• [DATA IN THIS EXERCISE]:
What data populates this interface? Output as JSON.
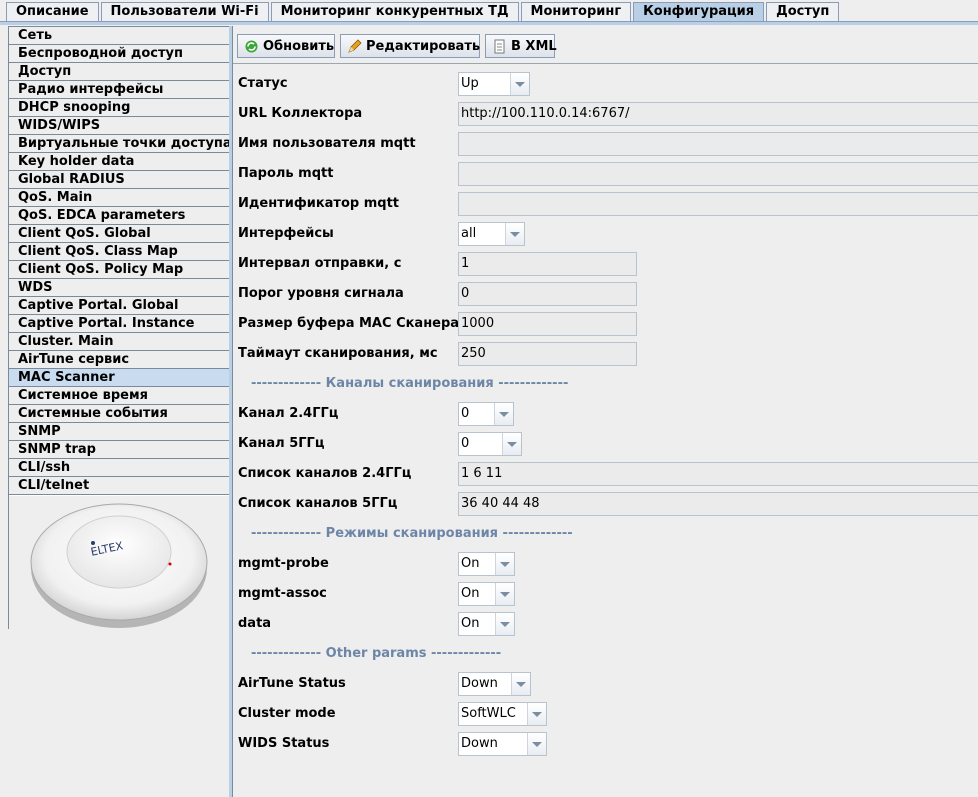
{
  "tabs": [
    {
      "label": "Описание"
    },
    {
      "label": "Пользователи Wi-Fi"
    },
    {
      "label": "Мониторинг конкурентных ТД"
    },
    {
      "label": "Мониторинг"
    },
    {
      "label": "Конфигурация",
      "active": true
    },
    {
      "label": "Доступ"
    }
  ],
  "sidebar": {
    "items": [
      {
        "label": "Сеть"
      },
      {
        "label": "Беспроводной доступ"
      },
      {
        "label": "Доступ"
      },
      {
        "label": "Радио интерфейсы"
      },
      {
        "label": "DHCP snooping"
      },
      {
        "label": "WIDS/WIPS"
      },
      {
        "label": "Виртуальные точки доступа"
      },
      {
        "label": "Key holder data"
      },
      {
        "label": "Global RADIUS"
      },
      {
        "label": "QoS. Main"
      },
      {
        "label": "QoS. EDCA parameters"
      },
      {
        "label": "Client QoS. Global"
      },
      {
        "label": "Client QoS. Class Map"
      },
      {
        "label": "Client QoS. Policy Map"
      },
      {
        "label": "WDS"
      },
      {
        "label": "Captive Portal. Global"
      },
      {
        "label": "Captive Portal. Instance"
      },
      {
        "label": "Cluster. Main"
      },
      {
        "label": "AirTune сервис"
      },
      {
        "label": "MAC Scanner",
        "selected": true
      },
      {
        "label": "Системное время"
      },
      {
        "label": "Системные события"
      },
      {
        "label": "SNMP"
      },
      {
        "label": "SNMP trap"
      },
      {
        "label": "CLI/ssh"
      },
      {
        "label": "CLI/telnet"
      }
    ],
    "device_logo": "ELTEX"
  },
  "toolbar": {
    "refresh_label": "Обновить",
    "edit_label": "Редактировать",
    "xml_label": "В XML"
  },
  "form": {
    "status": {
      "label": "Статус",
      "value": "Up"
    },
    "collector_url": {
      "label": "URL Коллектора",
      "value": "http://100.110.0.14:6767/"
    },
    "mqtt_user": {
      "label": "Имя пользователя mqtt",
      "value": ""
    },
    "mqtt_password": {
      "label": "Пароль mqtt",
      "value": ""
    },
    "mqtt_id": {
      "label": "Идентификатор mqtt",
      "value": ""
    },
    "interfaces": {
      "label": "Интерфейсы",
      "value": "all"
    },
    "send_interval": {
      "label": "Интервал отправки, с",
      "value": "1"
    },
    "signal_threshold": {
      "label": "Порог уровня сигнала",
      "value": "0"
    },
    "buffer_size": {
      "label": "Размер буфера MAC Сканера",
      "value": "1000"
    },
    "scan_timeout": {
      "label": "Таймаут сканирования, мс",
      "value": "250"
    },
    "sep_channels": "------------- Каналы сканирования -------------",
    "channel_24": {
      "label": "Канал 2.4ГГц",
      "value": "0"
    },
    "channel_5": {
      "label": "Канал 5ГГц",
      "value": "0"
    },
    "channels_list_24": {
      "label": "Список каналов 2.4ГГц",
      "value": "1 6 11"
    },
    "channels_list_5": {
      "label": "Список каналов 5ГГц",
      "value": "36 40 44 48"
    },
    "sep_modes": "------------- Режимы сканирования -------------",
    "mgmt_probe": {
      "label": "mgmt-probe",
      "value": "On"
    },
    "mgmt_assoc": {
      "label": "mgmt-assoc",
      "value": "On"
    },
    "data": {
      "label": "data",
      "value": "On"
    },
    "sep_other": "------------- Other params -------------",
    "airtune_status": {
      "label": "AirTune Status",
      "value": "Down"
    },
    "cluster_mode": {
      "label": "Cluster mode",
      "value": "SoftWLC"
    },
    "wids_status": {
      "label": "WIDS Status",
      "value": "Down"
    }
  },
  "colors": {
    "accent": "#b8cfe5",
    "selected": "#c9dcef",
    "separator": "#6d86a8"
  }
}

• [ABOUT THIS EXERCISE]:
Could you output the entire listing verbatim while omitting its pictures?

• [EXERCISE SOLUTION]:
What data populates this interface? Output as JSON.
{
  "tabs": [
    {
      "label": "Описание"
    },
    {
      "label": "Пользователи Wi-Fi"
    },
    {
      "label": "Мониторинг конкурентных ТД"
    },
    {
      "label": "Мониторинг"
    },
    {
      "label": "Конфигурация",
      "active": true
    },
    {
      "label": "Доступ"
    }
  ],
  "sidebar": {
    "items": [
      {
        "label": "Сеть"
      },
      {
        "label": "Беспроводной доступ"
      },
      {
        "label": "Доступ"
      },
      {
        "label": "Радио интерфейсы"
      },
      {
        "label": "DHCP snooping"
      },
      {
        "label": "WIDS/WIPS"
      },
      {
        "label": "Виртуальные точки доступа"
      },
      {
        "label": "Key holder data"
      },
      {
        "label": "Global RADIUS"
      },
      {
        "label": "QoS. Main"
      },
      {
        "label": "QoS. EDCA parameters"
      },
      {
        "label": "Client QoS. Global"
      },
      {
        "label": "Client QoS. Class Map"
      },
      {
        "label": "Client QoS. Policy Map"
      },
      {
        "label": "WDS"
      },
      {
        "label": "Captive Portal. Global"
      },
      {
        "label": "Captive Portal. Instance"
      },
      {
        "label": "Cluster. Main"
      },
      {
        "label": "AirTune сервис"
      },
      {
        "label": "MAC Scanner",
        "selected": true
      },
      {
        "label": "Системное время"
      },
      {
        "label": "Системные события"
      },
      {
        "label": "SNMP"
      },
      {
        "label": "SNMP trap"
      },
      {
        "label": "CLI/ssh"
      },
      {
        "label": "CLI/telnet"
      }
    ],
    "device_logo": "ELTEX"
  },
  "toolbar": {
    "refresh_label": "Обновить",
    "edit_label": "Редактировать",
    "xml_label": "В XML"
  },
  "form": {
    "status": {
      "label": "Статус",
      "value": "Up"
    },
    "collector_url": {
      "label": "URL Коллектора",
      "value": "http://100.110.0.14:6767/"
    },
    "mqtt_user": {
      "label": "Имя пользователя mqtt",
      "value": ""
    },
    "mqtt_password": {
      "label": "Пароль mqtt",
      "value": ""
    },
    "mqtt_id": {
      "label": "Идентификатор mqtt",
      "value": ""
    },
    "interfaces": {
      "label": "Интерфейсы",
      "value": "all"
    },
    "send_interval": {
      "label": "Интервал отправки, с",
      "value": "1"
    },
    "signal_threshold": {
      "label": "Порог уровня сигнала",
      "value": "0"
    },
    "buffer_size": {
      "label": "Размер буфера MAC Сканера",
      "value": "1000"
    },
    "scan_timeout": {
      "label": "Таймаут сканирования, мс",
      "value": "250"
    },
    "sep_channels": "------------- Каналы сканирования -------------",
    "channel_24": {
      "label": "Канал 2.4ГГц",
      "value": "0"
    },
    "channel_5": {
      "label": "Канал 5ГГц",
      "value": "0"
    },
    "channels_list_24": {
      "label": "Список каналов 2.4ГГц",
      "value": "1 6 11"
    },
    "channels_list_5": {
      "label": "Список каналов 5ГГц",
      "value": "36 40 44 48"
    },
    "sep_modes": "------------- Режимы сканирования -------------",
    "mgmt_probe": {
      "label": "mgmt-probe",
      "value": "On"
    },
    "mgmt_assoc": {
      "label": "mgmt-assoc",
      "value": "On"
    },
    "data": {
      "label": "data",
      "value": "On"
    },
    "sep_other": "------------- Other params -------------",
    "airtune_status": {
      "label": "AirTune Status",
      "value": "Down"
    },
    "cluster_mode": {
      "label": "Cluster mode",
      "value": "SoftWLC"
    },
    "wids_status": {
      "label": "WIDS Status",
      "value": "Down"
    }
  },
  "colors": {
    "accent": "#b8cfe5",
    "selected": "#c9dcef",
    "separator": "#6d86a8"
  }
}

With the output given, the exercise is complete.